Lay Off the Energy Drinks to Maintain Blood Pressure Levels

With a steady rise in energy drink consumption, especially among young adults, several medical studies have connected it to accentuated blood pressure response among caffeine-naïve adults, compared to regular caffeine users.

With a steady rise in energy drink consumption, especially among young adults, several medical studies have connected it to accentuated blood pressure response among caffeine-naïve adults, compared to regular caffeine users.

The latest research reports stress that consumers should be wary of energy drinks as they may increase the risk of cardiovascular problems, like changes in heart rhythm, heart attacks, and even deaths (even among young people).

Results from a recent study were presented Saturday, March 14, at the 2015 American College of Cardiology annual meeting by Anna Svatikova, MD, PhD, a cardiovascular diseases fellow at Mayo Clinic and the study’s lead author.

Svatikova believed the risk could be “greater among people who already have heart problems."

To examine the relationship between energy drinks and the heart, researchers alternately gave a can (473 ml) of commercially available energy drink, Rockstar, or a placebo drink to 25 healthy young adults (age 19-40 years) and assessed changes in heart rate and blood pressure compared to individuals consuming less than 160 mg of caffeine per day.
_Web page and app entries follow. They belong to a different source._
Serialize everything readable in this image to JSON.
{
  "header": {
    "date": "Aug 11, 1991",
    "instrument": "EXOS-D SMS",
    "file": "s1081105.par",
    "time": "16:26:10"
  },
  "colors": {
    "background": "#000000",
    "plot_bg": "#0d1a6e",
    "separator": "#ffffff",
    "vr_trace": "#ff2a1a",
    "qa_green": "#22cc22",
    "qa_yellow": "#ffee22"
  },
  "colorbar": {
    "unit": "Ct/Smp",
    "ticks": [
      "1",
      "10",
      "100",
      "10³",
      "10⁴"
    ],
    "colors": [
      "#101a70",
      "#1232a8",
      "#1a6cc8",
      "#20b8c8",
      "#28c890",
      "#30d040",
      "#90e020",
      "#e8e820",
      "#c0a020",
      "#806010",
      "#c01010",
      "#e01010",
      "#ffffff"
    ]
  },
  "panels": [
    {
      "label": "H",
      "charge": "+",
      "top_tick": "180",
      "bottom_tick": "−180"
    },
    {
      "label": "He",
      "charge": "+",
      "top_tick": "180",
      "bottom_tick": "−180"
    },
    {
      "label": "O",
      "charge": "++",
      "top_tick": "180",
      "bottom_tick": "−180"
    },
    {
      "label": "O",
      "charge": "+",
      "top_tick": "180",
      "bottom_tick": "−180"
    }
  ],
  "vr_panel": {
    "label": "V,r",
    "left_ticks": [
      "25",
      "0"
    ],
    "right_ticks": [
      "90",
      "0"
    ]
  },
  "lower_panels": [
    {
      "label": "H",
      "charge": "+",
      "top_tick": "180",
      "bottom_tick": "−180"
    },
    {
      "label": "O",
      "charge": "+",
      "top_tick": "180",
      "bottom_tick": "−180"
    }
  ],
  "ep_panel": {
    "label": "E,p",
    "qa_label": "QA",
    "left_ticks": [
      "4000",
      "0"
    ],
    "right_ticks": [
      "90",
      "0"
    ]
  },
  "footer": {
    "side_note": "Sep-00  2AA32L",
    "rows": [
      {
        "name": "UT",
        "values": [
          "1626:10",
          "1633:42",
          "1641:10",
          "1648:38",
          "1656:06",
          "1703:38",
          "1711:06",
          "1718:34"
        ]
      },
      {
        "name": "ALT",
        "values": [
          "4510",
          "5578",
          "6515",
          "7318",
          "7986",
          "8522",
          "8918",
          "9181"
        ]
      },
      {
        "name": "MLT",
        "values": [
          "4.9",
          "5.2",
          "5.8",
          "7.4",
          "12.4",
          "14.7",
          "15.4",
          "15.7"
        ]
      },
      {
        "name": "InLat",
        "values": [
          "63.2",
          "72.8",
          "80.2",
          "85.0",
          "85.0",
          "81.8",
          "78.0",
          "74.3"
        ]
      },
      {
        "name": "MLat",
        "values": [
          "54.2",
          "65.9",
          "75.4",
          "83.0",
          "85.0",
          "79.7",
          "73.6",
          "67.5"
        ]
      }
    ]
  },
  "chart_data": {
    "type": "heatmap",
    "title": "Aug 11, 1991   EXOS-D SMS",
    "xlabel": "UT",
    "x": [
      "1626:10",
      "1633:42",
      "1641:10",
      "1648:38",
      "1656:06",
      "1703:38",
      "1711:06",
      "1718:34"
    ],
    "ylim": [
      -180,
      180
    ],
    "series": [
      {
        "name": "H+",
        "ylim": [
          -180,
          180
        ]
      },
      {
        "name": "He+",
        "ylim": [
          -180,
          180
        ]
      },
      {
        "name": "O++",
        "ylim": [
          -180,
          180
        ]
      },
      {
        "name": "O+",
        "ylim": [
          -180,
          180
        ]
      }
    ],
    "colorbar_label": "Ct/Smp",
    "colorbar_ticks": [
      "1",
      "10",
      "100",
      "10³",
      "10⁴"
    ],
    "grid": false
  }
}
Svatikova and her team found that participants experienced a “rise in blood pressure (systolic: 4.9±1.3% vs. 6.3±1.3% (P=NS); diastolic 3.8±1.8% vs. 8.1±1.8% (P=NS)) and heart rate after consuming Rockstar as compared to the placebo” — with a nearly doubled increase in people who limit their caffeine intake (systolic: 2.1±0.9% vs. 5.8±0.9% (P=0.009); diastolic: -2.9±1.6% vs. 5.3±1.5% (P=0.002)).

The research concluded that energy drink consumption, does indeed, lead to a significant spike in resting blood pressure, and that the variability in caffeine sensitivity could account for different blood pressure responses and cardiovascular events resulting from caffeinated energy drinks.